Firefly Resources Bitten by the Gold Bug

THE CONFERENCE CALLER: Having spun off its manganese assets into an oversubscribed IPO, Firefly Resources (ASX: FFR) is now set to devote its corporate attention to three predominantly gold exploration plays in Western Australia. By Mark Fraser

The first – which provided a “defining moment” in the company’s evolution when it acquired the asset last year and will take up most of its oxygen in the foreseeable future – is the historic Yalgoo gold project in the state’s Murchison, where the company holds 800 square kilometres of tenure covering real estate that has already yielded 140,000 gold ounces at a grade of 1.57 grams per tonne.

Over the coming year Firefly plans to drill 30,000 RC metres at Yalgoo as part of a resource upgrade. At the moment it has two rigs on site, with the company planning to employ a third rig during March.

The second cab off the rank is the Paterson copper-gold project in WA’s remote east Pilbara, which is currently at the early exploration stage.

Here, Firefly has around 600 square kilometres of highly prospective rocks in the under-explored Paterson Province. So far it has found some interesting copper-gold mineralisation less than 100m below surface – including grades of 6.5% copper, 1 gram per tonne gold and 900 parts per million molybdenum.

Finally, there’s the early stage Forrestonia gold project, which sits 380km east of Perth on the southern portion of the Forrestonia Greenstone Belt, where the company plans to follow up on some small discoveries at a later date.

For the time being, though, the focus is on Yalgoo, where the company is expecting to establish an update resource for the Melville gold deposit while advancing another seven firm gold prospects.

During the second day of the 2021 RIU Explorers Conference in WA, Firefly Resources managing director Simon Lawson said the company held almost 95 per cent of the upper northern part of the Yalgoo Greenstone Gold Belt.

“What I want to drive home to people is that we are pretty much alone on that belt, it’s already proven that it can produce gold and we have a number of different prospects that can become JORC 2012 resources very quickly,” he said.

In terms of the Melville deposit – which produced the aforementioned 140,000 ounces and was last subjected to a resource estimate in 2004 when the (Australian) gold price was $500 per ounce – Lawson noted that it contained thick high grade mineralisation in the main banded iron formation and further high-grade intercepts from 142m, reinforcing the recently discovered mineralised position both to the east and below the historic resource.

Furthermore, there was a broad mineralised oxide profile between the surface and 12m depth.
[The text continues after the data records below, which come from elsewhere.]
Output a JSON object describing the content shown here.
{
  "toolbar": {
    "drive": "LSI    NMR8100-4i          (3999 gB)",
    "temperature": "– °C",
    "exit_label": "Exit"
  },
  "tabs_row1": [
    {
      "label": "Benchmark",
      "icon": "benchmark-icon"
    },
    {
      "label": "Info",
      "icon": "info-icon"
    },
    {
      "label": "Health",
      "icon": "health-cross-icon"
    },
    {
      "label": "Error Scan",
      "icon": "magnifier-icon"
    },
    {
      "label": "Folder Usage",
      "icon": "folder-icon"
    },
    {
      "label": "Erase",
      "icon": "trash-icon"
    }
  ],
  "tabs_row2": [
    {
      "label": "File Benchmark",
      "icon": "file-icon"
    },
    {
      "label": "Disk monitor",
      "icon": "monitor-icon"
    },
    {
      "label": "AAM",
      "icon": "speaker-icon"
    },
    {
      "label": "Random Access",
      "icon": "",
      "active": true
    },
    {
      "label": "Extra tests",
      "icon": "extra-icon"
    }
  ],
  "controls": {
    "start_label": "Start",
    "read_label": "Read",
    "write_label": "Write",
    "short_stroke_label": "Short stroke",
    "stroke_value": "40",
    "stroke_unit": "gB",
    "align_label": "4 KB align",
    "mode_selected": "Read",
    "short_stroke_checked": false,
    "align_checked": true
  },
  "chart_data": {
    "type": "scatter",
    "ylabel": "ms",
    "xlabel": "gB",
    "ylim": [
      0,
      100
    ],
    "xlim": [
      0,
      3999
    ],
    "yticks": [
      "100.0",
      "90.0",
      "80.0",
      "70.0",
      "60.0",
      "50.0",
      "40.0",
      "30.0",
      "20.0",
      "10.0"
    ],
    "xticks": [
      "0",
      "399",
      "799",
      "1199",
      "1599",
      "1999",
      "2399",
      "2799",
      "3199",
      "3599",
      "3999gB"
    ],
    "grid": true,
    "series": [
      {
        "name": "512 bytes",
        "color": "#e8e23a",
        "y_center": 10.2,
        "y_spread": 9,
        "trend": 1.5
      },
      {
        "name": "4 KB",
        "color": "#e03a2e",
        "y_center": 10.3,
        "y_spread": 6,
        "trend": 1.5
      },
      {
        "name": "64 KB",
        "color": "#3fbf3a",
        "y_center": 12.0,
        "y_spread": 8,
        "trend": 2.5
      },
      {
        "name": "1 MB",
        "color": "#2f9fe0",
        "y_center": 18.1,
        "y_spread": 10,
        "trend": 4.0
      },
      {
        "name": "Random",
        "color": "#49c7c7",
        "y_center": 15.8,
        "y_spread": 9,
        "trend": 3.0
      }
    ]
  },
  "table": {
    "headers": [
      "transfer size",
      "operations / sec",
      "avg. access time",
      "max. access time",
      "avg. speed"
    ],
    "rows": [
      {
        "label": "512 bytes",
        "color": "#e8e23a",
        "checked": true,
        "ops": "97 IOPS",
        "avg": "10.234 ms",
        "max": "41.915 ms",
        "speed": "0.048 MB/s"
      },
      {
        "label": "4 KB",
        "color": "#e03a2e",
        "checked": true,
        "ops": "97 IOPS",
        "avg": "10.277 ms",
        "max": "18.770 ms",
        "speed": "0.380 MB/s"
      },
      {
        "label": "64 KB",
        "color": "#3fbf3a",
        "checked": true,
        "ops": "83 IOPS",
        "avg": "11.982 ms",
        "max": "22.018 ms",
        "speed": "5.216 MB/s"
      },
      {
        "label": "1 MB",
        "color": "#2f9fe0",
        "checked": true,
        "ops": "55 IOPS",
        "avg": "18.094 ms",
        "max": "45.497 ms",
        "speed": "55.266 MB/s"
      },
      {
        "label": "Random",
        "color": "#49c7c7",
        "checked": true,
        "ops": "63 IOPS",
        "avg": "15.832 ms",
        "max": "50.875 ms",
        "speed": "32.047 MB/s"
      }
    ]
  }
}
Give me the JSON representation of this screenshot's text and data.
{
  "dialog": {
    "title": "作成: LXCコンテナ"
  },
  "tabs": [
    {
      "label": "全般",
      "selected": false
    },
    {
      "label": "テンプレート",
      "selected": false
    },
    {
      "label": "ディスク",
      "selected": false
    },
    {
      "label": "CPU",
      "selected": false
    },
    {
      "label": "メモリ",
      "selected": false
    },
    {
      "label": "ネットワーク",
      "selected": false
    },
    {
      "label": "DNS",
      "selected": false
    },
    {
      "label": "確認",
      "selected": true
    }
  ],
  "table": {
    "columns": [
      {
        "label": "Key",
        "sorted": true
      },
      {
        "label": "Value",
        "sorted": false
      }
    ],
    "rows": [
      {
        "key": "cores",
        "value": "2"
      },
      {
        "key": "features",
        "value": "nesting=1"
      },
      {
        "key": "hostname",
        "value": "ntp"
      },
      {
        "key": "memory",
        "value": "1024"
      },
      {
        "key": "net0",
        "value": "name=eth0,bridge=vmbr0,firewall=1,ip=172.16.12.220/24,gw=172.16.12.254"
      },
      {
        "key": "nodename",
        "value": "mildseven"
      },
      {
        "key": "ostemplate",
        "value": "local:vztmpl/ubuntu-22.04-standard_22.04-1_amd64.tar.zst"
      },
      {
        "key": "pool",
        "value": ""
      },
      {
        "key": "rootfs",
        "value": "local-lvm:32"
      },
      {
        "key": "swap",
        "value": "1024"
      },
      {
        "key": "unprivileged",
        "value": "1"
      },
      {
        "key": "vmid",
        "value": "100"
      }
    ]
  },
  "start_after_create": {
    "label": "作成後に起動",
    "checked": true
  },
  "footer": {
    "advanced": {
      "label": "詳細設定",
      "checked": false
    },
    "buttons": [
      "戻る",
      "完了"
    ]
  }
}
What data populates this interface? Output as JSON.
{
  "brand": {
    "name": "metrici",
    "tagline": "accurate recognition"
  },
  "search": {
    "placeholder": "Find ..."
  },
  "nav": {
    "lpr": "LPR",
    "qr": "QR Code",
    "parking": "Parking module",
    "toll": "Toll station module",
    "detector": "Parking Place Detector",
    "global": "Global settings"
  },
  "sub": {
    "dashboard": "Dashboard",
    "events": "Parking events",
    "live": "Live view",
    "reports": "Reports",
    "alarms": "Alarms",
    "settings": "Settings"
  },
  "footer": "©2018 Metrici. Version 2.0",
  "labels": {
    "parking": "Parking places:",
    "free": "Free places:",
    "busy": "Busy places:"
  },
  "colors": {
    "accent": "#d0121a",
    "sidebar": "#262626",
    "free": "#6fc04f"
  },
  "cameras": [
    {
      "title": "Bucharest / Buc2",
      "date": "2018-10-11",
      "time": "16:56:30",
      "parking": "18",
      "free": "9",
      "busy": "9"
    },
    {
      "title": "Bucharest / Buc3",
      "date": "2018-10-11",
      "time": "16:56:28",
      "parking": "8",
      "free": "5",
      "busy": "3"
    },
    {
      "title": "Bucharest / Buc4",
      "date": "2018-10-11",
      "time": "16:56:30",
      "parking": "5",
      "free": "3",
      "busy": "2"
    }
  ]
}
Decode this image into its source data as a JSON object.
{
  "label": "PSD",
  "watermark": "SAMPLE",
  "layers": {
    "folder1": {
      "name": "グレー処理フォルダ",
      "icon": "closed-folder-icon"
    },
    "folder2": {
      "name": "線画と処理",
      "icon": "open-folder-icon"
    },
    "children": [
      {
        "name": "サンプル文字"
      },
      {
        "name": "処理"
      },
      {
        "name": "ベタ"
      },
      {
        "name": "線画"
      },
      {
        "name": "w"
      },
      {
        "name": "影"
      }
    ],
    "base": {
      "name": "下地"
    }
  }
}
“One of the things we sort of discovered during the process of reviewing the old data, and during our own drilling, is that there is mineralisation from surface over a very extensive part of this ore body, and we are going to work on that as a separate model with the intention that we would like to commercialise that as an oxide gold opportunity,” Lawson explained.

Outside of Melville, Firefly has seven other prospects at Yalgoo with four of them (City of Melbourne, Brilliant, Lady Lydia, Prince George and Crescent) all having historic resources.

On the day before Lawson appeared at the RIU conference, Firefly announced it had spun out its Oakover manganese assets – located 80km east on Newman in WA – into a $5.5 million wholly-own IPO to be called Firebird Metals.

“The proposed IPO creates value from a non-core asset,” he added.

“Firefly shareholders will see the in-specie distribution of the shares in this company.

“Firefly won’t retain that value – we will give it to our shareholders. We will get a little bit of cash back from the initial IPO, but the majority of that will go out to our shareholders.”